By about 2030, people will probably only work 15 hours a week.

It seems clear now that the famous prediction, made by John Maynard Keynes in 1930, is unlikely to come true. But the cult of excessive work may also have had its day.

In Scandinavia, where people are currently enjoying up to four weeks of uninterrupted, legally protected, paid summer vacation, many of the region’s biggest companies say they’re keen to shield their employees from too much work. Firms contacted by Bloomberg warned of the danger to productivity if staff aren’t allowed to switch off, and highlighted the importance of having management teams set the tone by taking a long break.

Skanska AB, one of Sweden’s biggest construction companies, says it tells staff to “disconnect from the job” during their summer break. There’s a “strong link” between well-being and performance, spokesman Jacob Birkeland said. And that’s “largely about being able to relax when away from work.”

At SEB AB, one of the biggest Nordic banks and top trading hubs for the Swedish krona, managers are expected to play a “key role” in supporting the vacation culture by “setting a good example” in taking the allocated days, spokeswoman Veronika Osmund says.

Sweden, the biggest Scandinavian economy, requires companies to let employees take at least five paid weeks off a year, though many industries are regulated by collective agreements, which often result in more free time. Similar arrangements exist across the rest of the region. The European average annual holiday allowance is four weeks.

In the U.S., the companies that offer paid vacation tend to follow a progressive format, whereby new hires earn days off the longer they work. A 2018 report by the Bureau of Labor Statistics showed that U.S. private industry workers got an average of 15 paid vacation days a year, after half a decade of service.


Legislators in Scandinavia have decided that 15 days a year just isn’t enough to keep the employed population healthy and productive. That attitude dominates across the corporate sphere, and all major companies contacted by Bloomberg voiced the idea that overwork is harmful to a healthy corporate environment. That’s backed by studies showing that employees who feel overworked are less productive.

At Sandvik AB, an engineering group, management doesn’t want people to take less than four weeks of paid vacation a year. “We feel that it’s important to facilitate a work-life balance for all employees, including senior management,” spokesman Martin Blomgren said.
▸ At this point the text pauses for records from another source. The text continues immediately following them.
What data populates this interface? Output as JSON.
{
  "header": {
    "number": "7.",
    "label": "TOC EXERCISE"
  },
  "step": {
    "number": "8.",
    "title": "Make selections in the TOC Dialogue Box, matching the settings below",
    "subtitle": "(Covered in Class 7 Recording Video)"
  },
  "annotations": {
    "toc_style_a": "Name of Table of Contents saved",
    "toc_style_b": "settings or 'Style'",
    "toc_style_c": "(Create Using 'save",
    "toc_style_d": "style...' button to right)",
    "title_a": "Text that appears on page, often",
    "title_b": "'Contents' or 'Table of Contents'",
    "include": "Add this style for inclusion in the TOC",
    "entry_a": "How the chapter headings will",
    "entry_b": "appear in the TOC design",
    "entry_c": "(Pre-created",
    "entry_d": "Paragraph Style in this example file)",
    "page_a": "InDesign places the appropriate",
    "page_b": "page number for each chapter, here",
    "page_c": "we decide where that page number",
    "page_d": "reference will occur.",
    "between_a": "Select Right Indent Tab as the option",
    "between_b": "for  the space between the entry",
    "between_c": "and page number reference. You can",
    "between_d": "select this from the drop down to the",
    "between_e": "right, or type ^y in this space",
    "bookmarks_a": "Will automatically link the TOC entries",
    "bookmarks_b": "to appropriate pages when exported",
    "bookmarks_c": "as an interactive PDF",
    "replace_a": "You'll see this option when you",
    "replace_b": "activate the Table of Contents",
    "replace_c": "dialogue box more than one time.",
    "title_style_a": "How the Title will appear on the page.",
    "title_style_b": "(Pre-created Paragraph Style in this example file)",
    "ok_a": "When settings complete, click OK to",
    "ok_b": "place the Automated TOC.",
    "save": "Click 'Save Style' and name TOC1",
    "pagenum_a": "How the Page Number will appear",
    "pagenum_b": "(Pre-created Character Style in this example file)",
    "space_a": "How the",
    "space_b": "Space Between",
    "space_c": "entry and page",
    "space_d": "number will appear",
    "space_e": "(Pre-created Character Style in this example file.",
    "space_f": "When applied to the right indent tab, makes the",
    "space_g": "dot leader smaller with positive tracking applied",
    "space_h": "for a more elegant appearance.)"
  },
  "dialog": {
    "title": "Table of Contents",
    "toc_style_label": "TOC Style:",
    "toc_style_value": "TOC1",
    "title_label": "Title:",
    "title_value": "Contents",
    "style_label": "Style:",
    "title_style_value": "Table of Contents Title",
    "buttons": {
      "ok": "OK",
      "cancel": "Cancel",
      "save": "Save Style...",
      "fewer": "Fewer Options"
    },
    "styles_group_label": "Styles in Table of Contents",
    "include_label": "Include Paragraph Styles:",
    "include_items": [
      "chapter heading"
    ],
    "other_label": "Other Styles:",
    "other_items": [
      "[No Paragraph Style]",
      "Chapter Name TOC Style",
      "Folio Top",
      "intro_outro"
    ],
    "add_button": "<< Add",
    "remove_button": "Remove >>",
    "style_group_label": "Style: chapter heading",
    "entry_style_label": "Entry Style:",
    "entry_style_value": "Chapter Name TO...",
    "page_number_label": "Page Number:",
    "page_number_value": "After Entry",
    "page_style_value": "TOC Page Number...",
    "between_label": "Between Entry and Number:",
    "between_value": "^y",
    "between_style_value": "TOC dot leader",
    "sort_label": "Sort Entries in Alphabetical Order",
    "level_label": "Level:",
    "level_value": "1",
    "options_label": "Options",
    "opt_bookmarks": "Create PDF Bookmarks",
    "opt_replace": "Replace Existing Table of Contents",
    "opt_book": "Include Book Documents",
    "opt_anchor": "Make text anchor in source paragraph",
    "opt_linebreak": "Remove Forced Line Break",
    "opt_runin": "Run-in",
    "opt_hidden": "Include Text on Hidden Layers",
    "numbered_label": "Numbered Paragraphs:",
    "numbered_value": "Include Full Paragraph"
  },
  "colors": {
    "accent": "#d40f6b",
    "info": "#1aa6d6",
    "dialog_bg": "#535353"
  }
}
The top executives and others working at GN Store Nord A/S, a Danish hearing aid maker whose stock has tripled in the last three years, get six weeks off a year, and are encouraged to make sure they take the time, according to spokesman Steen Frentz Laursen.

SSAB AB, which makes steel plates, says that on top of having decent breaks, it’s also important to make sure staff don’t work too hard. Even taking a long vacation “can’t compensate for an unreasonably high workload during the remainder of the year,” spokeswoman Mia Widell said.

Most of the top executives Bloomberg tried to contact for comment were unavailable, due to the summer break. And in most cases, companies insisted their top people not be disturbed during their vacations. Veli-Matti Mattila, the chief executive officer of Finnish telecoms company Elisa Oyj, is just one of several CEOs who doesn’t answer questions in the middle of his four-week break.

“We think that executives need to take a break as well,” said Elisa spokeswoman Katiye Vuorela. “And have holidays in order to relax.”

Or as Keynes put it in his 1930 essay titled, Economic Possibilities for Our Grandchildren: “We have been trained too long to strive and not to enjoy.”

With assistance from Christian Wienberg and Kati Pohjanpalo.